Of Swedish heritage, Carl Linneaus was an extremely productive citizen, working as a botanist, ecologist, professor and doctor. He was fascinated with nature and realized that there was a lack of a proper classification system. Before Linnaeus came up with his legendary naming system, scientists did not have a standard way of naming plants and animals. Linnaeus developed binomial nomenclature, a simplified and conventional system of naming that assigned each plant a genus and species. This practice has been implemented for over 200 years and is universally recognized. Linnaeus and his legacy lives on through this uncomplicated system that has stood the test of time.
You may be asking yourself, why even bother learning “fancy” latin plant names when we have English common names? Well, we have the answer. Common names are not standardized and often change through time. Also, they often vary across regions and can differ from state to state. Even within one region, the same plant species can have multiple common names. Simply put, common names can be unreliable and can add a lot of confusion. For example, a native shoreland species that we use quite a bit in our projects is called woolgrass or common wool sedge (Scirpus cyperinus). Woolgrass is actually not a grass; it is in the sedge family, so this species has a common name that adds some confusion. When plant scientists casually talk about “woolgrass” they will often use the common name, but when conducting formal surveys or devising restoration projects, scientific names are used to assure clarity and accuracy.
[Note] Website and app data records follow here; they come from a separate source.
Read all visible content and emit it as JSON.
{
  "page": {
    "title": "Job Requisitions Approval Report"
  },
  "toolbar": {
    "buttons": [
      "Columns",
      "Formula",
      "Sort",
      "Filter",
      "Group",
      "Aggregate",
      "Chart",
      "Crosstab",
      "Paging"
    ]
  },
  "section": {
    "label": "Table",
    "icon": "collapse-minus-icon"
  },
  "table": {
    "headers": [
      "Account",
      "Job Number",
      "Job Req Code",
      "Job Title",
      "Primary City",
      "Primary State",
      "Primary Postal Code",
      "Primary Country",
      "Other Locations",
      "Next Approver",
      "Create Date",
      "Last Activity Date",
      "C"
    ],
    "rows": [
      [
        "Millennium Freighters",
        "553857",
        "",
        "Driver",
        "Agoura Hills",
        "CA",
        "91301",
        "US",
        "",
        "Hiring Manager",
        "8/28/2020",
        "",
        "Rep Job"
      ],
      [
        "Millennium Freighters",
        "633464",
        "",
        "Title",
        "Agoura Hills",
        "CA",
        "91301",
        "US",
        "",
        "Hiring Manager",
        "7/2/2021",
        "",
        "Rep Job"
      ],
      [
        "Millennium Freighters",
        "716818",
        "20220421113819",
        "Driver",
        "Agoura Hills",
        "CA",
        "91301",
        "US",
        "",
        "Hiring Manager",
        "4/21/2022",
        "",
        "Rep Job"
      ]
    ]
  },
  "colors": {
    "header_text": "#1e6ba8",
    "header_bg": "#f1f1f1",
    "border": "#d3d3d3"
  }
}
The principal ranks in the modern taxonomic naming system are domain, kingdom, phylum, class, order, family, genus, and species. Most of our restoration work involves classification at the family, genus and species levels. A fun way to think about genus and species is that it is sort of similar to comparing our first and last names, with the last name representing the genus and the first name coinciding with the species. As mentioned before, each plant has its designated genus and species names. A plant genus encompasses a group of plants that share similar characteristics and are related enough to be classified under the same name. This is very similar to our own last names; we are related to those who share our last name and often share many similar traits. The species label affords more resolution and separates individuals within a particular genus. We can then loosely compare this to our first names, which are tailored to a specific person in each of our families. Accurate writing of scientific names involves the genus listed first and then species, with genus being capitalized. Plant names are also italicized or underlined. Here is an example for the native prairie species – bergamot, a plant that we frequently use in our restorations:
Monarda (genus) fistulosa (species) -or- Monarda fistulosa
If we take a step back further in the taxonomic ranking system, “families” consist of plant genera that share broad attributes, involving similarities in plant parts and flower shapes. Plant families vary in size, with 50% of all plant species belonging to the top 15 plant families. One of the largest families is the Asteraceae (aster) family, and its defining features include multiple small florets that mimic a single flower, bracts surrounding the flower cluster, and most, but not all, species have parachute-like hairs that allow dispersal in the wind. Plants such as the dandelion, boneset, thistles, and sunflowers are all in the aster family. Recognizing the physical characteristics of plant families will make it easier to narrow your search and identify specific plant species.
We hope this article has inspired you to delve into the exquisite language of plant taxonomy. It certainly can be really fun and incredibly useful at the same time. Here are a couple of book recommendations for learning more about taxonomy and how plants are identified and classified. We are so excited to start a new season of discovery and learning from nature, and hopefully you will join us on this journey and take your own observations a bit further. Happy New Year!